The 54-nation Commonwealth has played a leading role in lobbying for political action on NCDs which make the largest contribution to mortality in the majority of developing countries and economies in transition, according to the World Health Organization (WHO).
In April 2011, The Lancet published a definitive paper in which NCDs were described as a ‘major barrier’ to development - leading to poverty, threatening health systems, deepening health inequalities, and impacting on economic stability and human security.
Mr Smith said: “NCDs are a real concern for Commonwealth countries, and are threatening to undermine achievements made towards reaching the Millennium Development Goals on combating poverty, hunger and disease.”
In 2009, when Commonwealth Heads of Government met in Trinidad and Tobago, leaders issued a statement recognising the growing burden of NCDs and calling for action at the highest level.
Six months later in Geneva, Commonwealth health ministers adopted a Roadmap on Non-Communicable Diseases, which among other things, identified the need for a deeper collaboration with partners working on the area of NCDs and for a media strategy to promote reporting of NCD issues in the Commonwealth. This year, the Secretariat hosted its annual Commonwealth Health Ministers Meeting on the theme ‘NCDs – A Priority for the Commonwealth’.
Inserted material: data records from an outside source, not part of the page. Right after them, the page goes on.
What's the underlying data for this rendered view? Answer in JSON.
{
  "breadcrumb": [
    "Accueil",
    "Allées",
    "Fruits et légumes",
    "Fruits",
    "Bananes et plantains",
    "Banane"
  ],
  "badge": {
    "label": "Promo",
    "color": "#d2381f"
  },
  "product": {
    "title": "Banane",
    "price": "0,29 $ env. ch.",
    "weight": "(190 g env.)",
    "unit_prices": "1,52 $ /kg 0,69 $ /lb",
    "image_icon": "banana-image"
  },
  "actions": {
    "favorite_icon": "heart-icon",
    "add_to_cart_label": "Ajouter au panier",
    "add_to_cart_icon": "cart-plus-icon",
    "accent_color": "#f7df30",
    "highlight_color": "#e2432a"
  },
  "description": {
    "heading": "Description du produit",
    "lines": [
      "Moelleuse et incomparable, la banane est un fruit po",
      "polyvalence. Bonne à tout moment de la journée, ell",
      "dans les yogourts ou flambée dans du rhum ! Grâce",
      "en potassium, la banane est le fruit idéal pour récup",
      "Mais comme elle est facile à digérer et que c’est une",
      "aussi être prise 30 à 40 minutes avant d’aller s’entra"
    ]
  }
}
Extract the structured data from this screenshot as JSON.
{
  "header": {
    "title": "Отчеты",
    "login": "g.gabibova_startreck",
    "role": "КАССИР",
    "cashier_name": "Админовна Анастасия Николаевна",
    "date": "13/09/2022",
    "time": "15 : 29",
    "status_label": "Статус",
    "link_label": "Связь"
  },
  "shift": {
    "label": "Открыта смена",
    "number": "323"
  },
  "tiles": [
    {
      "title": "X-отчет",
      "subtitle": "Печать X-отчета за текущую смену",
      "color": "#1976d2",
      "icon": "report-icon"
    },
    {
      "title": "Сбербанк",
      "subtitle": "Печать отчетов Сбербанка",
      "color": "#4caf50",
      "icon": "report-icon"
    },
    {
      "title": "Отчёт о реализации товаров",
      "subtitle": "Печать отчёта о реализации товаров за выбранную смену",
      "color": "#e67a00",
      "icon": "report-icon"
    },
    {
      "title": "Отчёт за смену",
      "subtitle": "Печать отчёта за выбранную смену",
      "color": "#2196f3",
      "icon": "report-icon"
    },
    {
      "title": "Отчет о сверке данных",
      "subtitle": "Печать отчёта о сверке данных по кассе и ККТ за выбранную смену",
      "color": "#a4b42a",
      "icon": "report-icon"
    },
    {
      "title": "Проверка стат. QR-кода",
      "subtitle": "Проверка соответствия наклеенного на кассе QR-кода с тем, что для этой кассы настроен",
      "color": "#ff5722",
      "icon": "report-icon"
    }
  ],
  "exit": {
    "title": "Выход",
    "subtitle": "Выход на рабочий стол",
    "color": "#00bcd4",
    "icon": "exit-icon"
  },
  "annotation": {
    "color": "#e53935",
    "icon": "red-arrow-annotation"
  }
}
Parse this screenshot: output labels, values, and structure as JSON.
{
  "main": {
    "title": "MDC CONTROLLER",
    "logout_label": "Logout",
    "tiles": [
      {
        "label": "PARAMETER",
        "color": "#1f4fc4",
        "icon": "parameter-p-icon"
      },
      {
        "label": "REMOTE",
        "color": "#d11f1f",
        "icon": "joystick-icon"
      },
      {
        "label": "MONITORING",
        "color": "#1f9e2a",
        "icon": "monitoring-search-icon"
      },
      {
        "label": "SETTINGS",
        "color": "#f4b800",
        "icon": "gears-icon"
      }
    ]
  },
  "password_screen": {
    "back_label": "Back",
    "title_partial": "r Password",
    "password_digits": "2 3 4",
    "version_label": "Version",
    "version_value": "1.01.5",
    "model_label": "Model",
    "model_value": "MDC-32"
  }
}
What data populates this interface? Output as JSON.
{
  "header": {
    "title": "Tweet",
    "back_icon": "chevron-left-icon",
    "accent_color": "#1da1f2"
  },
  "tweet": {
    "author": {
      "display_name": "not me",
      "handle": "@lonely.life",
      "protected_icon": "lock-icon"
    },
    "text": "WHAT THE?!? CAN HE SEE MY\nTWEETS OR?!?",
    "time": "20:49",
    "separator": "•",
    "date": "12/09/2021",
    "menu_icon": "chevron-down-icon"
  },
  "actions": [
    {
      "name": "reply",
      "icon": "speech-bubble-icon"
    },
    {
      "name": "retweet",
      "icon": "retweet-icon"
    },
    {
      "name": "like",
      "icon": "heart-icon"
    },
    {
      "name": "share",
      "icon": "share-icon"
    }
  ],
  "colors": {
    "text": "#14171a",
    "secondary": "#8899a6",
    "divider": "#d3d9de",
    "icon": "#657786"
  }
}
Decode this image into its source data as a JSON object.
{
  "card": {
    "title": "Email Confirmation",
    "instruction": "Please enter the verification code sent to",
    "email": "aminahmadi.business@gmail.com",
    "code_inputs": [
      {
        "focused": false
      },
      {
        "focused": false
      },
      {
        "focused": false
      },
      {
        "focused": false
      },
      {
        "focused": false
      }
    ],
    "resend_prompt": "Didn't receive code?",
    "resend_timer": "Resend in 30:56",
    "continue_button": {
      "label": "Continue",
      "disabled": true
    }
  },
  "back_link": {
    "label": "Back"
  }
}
To this end, the Commonwealth Secretariat has engaged with governments, international organisations and civil society partners, including The Lancet, WHO and the NCD Alliance, to push for tangible outcomes at the high-level meeting. This has included a media training programme for reporting NCDs, organised in partnership with the Pan American Health Organization.
Ahead of the high-level meeting, campaigners welcomed agreement by UN member states on a strongly-worded political declaration which recognises the scale of the NCDs crisis and the urgent need for action.
“Commonwealth governments have largely led the way on raising the global profile of NCDs. The high-level meeting is significant in that it places NCDs firmly into the political and development agenda,” said Mr Smith.